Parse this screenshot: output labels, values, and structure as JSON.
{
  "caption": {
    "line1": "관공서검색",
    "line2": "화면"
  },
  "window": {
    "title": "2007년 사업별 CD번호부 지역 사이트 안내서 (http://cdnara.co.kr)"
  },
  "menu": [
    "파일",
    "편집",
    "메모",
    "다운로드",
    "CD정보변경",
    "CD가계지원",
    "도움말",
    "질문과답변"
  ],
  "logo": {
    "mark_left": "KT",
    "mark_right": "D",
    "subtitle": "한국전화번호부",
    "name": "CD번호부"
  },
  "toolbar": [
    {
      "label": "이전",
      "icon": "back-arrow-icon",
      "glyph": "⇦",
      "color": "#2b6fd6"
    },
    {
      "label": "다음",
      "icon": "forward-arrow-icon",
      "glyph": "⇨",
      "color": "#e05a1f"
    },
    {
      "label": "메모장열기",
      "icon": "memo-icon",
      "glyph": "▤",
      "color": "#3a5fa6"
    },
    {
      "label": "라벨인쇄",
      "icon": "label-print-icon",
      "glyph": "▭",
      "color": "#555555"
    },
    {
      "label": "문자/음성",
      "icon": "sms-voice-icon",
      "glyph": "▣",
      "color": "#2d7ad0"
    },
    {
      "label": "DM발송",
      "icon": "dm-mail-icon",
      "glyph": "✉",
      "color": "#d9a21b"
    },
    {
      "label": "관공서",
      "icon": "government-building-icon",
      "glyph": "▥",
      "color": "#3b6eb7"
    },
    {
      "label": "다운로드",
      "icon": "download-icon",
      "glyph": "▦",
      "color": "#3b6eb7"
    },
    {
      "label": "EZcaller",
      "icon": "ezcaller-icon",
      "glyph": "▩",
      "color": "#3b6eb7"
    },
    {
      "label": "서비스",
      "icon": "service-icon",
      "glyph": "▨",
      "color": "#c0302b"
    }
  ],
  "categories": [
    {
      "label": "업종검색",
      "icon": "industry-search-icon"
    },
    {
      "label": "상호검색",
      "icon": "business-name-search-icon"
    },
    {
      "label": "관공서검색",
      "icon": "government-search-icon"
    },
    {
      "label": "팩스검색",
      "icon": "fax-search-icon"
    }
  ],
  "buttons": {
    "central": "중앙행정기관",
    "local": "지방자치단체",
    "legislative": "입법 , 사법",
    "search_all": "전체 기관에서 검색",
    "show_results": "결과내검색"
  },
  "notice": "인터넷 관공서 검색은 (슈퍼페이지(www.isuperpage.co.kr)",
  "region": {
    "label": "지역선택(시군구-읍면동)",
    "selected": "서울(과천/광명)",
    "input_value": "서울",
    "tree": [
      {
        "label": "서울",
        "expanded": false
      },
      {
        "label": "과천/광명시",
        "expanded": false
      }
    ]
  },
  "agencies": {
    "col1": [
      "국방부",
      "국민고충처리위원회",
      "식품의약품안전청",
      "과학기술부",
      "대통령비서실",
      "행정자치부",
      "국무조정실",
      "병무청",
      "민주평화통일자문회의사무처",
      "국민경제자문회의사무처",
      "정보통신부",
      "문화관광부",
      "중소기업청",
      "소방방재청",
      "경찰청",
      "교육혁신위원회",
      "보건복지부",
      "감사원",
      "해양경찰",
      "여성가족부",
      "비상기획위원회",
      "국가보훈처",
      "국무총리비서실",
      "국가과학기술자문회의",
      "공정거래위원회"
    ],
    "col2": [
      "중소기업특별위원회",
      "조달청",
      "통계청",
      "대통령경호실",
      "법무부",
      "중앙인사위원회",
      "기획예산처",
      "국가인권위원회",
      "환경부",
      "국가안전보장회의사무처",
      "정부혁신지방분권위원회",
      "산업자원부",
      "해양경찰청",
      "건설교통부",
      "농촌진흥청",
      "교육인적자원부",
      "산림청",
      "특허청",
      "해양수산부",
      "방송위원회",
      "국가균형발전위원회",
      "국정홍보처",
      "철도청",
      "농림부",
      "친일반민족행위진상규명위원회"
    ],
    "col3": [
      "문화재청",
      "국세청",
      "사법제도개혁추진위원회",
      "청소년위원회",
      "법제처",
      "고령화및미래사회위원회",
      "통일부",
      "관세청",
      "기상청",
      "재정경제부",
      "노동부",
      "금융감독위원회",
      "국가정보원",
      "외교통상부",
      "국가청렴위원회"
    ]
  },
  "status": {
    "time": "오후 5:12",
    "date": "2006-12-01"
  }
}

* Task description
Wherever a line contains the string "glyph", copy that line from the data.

* Written reply
      "glyph": "⇦",
      "glyph": "⇨",
      "glyph": "▤",
      "glyph": "▭",
      "glyph": "▣",
      "glyph": "✉",
      "glyph": "▥",
      "glyph": "▦",
      "glyph": "▩",
      "glyph": "▨",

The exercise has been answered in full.